BSRIA study examines data center cooling for cloud, enterprise facilities
Precision data center cooling methods like evaporative, close-coupled and liquid cooling are sized up.
A recently published market study from BSRIA examines multiple dimensions of data center cooling, including technologies used to keep the facilities cool, geographic breakdowns of technology use, and consumption details of on-premises as well as off-site facilities. Citing Cisco’s most recent Cloud Index forecast, BSRIA references the prediction for 23 percent compound annual growth rate of data center traffic—reaching 8.6 zettabytes by 2018, the forecast says. BSRIA notes, “The move to off-site data centers is at the heart of this growing trend, however it is not uncommon for data-critical organizations to retain enterprise data centers on their premises.”
The market intelligence provider commented, “Cooling within the data center is a fundamental function of the smooth and efficient operation, however the cooling equipment is a major share of the cost within the capex outlay. [Chart provided by BSRIA appears below.] A combination of energy efficiency measures and rising energy costs have resulted in companies searching for ways to lowering their Power Usage Effectiveness [PUE] and operating costs. It is especially crucial for the colocation data centers. In particular, Big Data companies have been criticized for their inefficiency, which is seeing their adoption of newer technologies.”

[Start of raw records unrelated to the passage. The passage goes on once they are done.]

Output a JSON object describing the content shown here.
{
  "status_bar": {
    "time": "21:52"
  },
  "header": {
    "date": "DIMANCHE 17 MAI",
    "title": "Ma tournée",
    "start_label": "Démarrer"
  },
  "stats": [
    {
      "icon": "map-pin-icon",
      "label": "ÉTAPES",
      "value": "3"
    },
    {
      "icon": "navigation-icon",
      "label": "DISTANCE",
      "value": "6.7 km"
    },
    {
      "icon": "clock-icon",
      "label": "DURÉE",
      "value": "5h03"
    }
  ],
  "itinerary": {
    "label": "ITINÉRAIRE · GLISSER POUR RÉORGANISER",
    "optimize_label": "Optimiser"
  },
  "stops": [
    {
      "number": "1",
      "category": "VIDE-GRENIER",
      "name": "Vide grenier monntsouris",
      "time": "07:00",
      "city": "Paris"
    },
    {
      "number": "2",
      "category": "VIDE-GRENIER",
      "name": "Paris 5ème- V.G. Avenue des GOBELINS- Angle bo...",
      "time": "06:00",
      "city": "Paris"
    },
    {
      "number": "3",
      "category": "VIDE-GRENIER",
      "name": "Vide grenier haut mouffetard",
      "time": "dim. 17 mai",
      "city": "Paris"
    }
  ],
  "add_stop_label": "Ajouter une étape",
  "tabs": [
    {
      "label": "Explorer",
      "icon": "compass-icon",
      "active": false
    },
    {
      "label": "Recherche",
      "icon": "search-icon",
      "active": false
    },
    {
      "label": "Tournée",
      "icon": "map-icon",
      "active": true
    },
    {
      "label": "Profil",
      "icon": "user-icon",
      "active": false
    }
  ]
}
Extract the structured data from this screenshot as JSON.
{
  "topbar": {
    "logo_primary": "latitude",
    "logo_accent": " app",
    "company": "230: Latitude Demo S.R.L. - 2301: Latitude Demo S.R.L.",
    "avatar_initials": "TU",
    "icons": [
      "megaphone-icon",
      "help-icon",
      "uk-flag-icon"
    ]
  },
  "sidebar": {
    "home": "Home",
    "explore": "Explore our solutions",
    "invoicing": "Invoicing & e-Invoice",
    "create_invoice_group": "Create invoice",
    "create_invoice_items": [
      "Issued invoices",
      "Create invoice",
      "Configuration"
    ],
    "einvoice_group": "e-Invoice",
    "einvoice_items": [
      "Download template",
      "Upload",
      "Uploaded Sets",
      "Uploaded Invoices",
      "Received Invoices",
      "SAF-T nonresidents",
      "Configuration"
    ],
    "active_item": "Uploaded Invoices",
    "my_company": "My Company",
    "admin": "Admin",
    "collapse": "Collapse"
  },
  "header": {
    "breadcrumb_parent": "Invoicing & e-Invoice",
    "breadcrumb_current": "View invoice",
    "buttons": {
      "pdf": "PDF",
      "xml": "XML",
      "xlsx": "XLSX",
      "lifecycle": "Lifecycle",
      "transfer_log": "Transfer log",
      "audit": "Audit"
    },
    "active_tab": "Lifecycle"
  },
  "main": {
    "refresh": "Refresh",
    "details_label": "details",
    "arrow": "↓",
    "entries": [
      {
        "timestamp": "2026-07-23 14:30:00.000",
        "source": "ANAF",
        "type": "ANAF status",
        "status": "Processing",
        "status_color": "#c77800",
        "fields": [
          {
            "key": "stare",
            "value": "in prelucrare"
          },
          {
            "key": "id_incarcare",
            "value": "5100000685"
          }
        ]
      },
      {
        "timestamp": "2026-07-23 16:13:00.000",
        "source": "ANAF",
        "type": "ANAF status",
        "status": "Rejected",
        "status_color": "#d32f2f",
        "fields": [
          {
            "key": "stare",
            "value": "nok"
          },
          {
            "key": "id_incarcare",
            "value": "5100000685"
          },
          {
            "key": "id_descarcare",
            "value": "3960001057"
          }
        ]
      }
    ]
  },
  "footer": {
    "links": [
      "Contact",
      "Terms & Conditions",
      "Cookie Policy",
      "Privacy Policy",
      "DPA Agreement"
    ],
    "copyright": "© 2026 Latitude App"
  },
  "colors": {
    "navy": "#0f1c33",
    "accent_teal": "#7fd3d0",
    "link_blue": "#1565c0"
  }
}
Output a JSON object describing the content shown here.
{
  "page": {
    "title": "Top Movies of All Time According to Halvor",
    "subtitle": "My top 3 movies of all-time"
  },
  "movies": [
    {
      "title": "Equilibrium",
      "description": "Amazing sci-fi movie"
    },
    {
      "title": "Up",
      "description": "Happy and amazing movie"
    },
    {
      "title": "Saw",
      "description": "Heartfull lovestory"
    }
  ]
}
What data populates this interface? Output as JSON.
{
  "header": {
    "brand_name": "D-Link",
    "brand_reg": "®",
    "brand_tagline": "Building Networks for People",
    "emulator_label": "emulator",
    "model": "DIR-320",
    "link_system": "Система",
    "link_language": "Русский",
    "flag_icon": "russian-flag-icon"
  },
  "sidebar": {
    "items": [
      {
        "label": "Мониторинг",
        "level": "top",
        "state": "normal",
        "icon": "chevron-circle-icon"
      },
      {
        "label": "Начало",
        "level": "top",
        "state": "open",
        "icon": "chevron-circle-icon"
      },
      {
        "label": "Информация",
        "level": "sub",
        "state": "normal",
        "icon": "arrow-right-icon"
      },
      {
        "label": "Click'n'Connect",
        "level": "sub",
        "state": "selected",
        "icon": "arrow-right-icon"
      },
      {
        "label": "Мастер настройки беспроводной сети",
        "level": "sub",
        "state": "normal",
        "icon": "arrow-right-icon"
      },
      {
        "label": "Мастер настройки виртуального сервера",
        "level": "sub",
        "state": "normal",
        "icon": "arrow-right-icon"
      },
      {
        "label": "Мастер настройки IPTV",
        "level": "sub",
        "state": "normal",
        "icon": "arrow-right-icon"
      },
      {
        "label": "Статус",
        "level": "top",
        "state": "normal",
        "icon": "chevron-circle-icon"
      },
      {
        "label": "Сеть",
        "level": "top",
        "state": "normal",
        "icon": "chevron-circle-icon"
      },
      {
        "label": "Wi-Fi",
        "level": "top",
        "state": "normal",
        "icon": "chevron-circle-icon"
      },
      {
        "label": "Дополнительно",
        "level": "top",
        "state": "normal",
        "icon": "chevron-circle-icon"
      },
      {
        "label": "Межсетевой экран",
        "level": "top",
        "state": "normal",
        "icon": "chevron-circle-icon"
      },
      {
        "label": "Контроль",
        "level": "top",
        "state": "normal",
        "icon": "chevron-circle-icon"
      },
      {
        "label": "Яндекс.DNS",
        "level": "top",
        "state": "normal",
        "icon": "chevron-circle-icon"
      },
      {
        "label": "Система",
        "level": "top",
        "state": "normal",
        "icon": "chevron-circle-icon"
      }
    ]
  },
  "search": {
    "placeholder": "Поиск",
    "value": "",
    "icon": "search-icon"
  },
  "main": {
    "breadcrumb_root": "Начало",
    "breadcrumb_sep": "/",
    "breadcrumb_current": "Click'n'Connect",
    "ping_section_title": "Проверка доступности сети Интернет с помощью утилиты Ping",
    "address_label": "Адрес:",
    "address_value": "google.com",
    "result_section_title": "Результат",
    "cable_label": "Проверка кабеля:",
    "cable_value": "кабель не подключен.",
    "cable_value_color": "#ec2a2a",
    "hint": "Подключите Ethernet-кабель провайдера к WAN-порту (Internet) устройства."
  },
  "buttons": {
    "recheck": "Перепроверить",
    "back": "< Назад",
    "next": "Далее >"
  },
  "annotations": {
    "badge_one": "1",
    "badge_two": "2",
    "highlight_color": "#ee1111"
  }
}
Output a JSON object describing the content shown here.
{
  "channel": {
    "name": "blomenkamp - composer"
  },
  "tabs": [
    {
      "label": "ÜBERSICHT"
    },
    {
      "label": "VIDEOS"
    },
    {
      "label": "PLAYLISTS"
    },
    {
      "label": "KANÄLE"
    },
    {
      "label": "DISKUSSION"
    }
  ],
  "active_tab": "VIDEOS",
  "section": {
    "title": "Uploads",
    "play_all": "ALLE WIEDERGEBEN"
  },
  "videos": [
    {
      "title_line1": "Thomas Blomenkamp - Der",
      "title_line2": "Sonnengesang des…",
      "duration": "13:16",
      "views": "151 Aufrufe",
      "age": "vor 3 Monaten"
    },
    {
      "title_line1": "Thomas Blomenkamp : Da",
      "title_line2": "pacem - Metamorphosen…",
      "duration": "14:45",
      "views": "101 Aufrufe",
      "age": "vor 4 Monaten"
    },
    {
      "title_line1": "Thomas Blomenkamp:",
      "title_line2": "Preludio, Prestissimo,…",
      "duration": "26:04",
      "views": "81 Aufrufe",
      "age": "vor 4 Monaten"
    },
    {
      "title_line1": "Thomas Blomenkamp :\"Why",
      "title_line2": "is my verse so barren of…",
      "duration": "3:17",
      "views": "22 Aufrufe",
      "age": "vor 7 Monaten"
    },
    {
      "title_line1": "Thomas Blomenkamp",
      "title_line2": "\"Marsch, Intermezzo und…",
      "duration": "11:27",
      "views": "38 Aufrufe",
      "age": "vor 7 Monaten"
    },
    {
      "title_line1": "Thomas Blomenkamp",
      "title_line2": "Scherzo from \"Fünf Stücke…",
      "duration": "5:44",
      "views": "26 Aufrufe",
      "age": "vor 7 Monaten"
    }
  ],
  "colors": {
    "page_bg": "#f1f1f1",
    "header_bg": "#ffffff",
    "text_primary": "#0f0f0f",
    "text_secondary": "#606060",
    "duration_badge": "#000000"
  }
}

The data center cooling market “is undergoing some dramatic changes and opened opportunities for a range of technologies,” BSRIA added, pointing out recent changes to ASHRAE’s recently updated recommendations for temperature and humidity levels in data centers. In light of those more-widely opened opportunities, BSRIA sizes up the following precision cooling technologies in its study.
Traditional close control (computer room air conditioning [CRAC] and computer room air handling [CRAH]) “is still fit for purpose in many countries,” BSRIA says. “However, it is gradually losing its share to newer technologies, especially evaporative cooling.”
Evaporative cooling “capitalizes on the feature of water as a natural coolant when warm and dry air is being humidified, allowing for significant savings in operating costs. Evaporative cooling can either utilize the pressurized or compressed water mist (evaporative system) or wetted pads media (adiabatic system). It is also divided into direct (direct external air allowed into the data hall) and indirect (in which external air does not mix with the internal air within the data hall).” An indirect evaporative cooling system, recently introduced by Nortek Air Solutions, is shown at the bottom of this page.
Worldwide market intelligence manager for BSRIA’s IT Cable Group, Lone Hansen, commented, “One major downside with evaporative systems is that they consume water—which can itself be an issue if supplies are scarce—and the evaporative process can cause scaling of pipework and heat exchangers in high-pressure systems. The products are more suitable for new-build projects due to the space and height requirements, as they are mostly large units. The use of water also raises the issue of legionella, which needs to be given consideration in the design and operation of a facility.”
Close-coupled data center cooling solutions “embrace a range of products, located close to the heat source: in-row, rack, rear-door heat exchangers and overhead terminal units,” BSRIA notes. “These are intended to be more expensive and more suitable at higher-density racks.”
Liquid (direct on-chip or immersion) cooling “is taking the water or other source of heat rejection (such as Novec 1230) directly to the server,” BSRIA explains. “Depending on application and the technology chosen, the server equipment can be completely submersed into the coolant. However, there is still a certain stigma around liquids being at the heart of the IT equipment and it still remains a rather niche product, used only to deal with extremely high densities in the high-performance computing segment of > 35kW per rack.”
BSRIA’s study looks at cooling-technology consumption trends in the U.S. and the U.K. Both regions “are major data center users sharing a similar profile for the choice of cooling technology used, however it is believed that as more applications move to off-site data centers, operators will increasingly be looking for locations in low-cost countries, this will drive the use of different technology used in these newer applications,” it says. “The U.S. accounts for approximately 40 percent of the worldwide precision cooling market. It is the market with the largest share of evaporative cooling, representing 26 percent of the total market.
“U.K. had traditionally been a big data center market, being Europe’s main banking and financial center. However, recently there has been a move to the cloud and IT companies that are now at the forefront of the data center investment in the U.K.”
Quoting a claim that “more data has been captured in the last 12 months than the previous 5,000 years,” BSRIA notes that Big Data companies and cloud providers are driving the most significant changes in the data center cooling realm. “The strategies they are employing for identifying the appropriate locations for their next data centers are not only defined by the cost-saving strategies to capitalize on favorable tax regime, but also colder climate—allowing them to maximize the use of free cooling.
“Within EMEA the popular destinations for Big Data companies have been extended beyond Ireland to the Nordics [Netherlands, Sweden, Finland], thus creating new data center ‘hot spots’ within EMEA. Big Data companies choose a variety of technologies to cool their data centers in a most-energy-effective way.”